Local responsibilities in a congregation and community aren’t the only part of a pastor’s sphere of service. I’m Presbyterian and one of the things we believe is the interconnectedness of the church. Our local congregation is part of a broader body of churches. That has implications for a pastor’s job description.

There’s regular meetings of broader church courts like Presbytery and Synod that need to be prepared for (usually with hundreds of pages of reading). There’s committees and boards that are needed to keep the denomination functioning, and others that serve particular study or judicial needs in the broader church. These boards and committees require organization, travel, meetings, oversight, and written reports. The diversity is massive ranging from budget preparation to studying doctrinal issues or working reconciliation between opposed parties. Those matters can be so significant that they swallow up big portions of a pastor's schedule.

In the broader context of the church, there’s also avenues for teaching at youth retreats, camps, or church conferences. It's important work and well worth the time. But these things need to be studied and prepared for in conjunction with a pastor's weekly responsibilities. Sometimes pastors have to help out congregations that don’t currently have a pastor — providing pulpit supply or helping to moderate elder meetings. If conflicts and problems arise he'll need to lend a shepherding hand from a distance.

Personal Work
In addition to all of that there’s personal responsibilities for every pastor. Pastors have to fan into flames the gifts they’ve been given “so that all may see [their] progress” (1 Timothy 4:15). They have to maintain a fervency in spirit and a zeal for the things of God, and continue advancing in knowledge and understanding. That alone is a tall order as the natural inclination of our heart is to grow dull and weary in these things.

They need to watch their lives and doctrine carefully (see 1 Timothy 4:16), manage their marriages and families well, strive to be an example to all believers, and maintain a good reputation with outsiders. Pastors need to continually cultivate those graces that are especially needed for the ministry: faith, knowledge, patience, selflessness, sober-mindedness, purity, perseverance, impartiality, boldness, gentleness, and love. You don't get those graces from passing a test or reading a textbook. Many of them are best learned through "on the job training."

In their week-to-week work pastors should be encouraged to hone any particular skills that they may have that can be useful to the ministry — writing, evangelism, apologetics, blogging, mentoring, music, design, podcasting, etc. These things shouldn't be seen as non-work hobbies to be done in  spare or downtime, but important avenues for a pastor to fulfill his calling.

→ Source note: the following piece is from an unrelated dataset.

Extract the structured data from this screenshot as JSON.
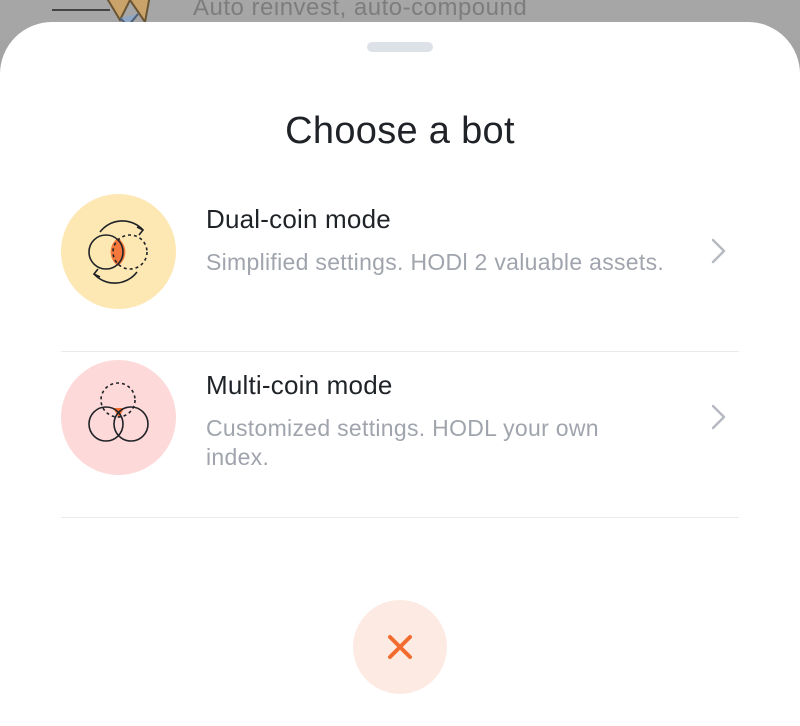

All  of this is what a pastor does when he is, to borrow the expression, on the clock. Statistically some say the average American works 40.5 hours a week. Judging from the people I know and interact with I imagine it's not hard to fill those hours quickly. Well, to be blunt, neither is it difficult for a pastor to fill the work week. There's a lot that needs to be done for gospel ministry, the to-do list is often never ending, and many pastors I know live under constant low-grade guilt for the things that remain unattended to. But it's the greatest joy and privilege of every pastor to spend and be spent for the sake of Jesus Christ. What's your pastor do? He does his best to present himself to God as one approved, a worker who has no need to be ashamed (2 Timothy 2:15).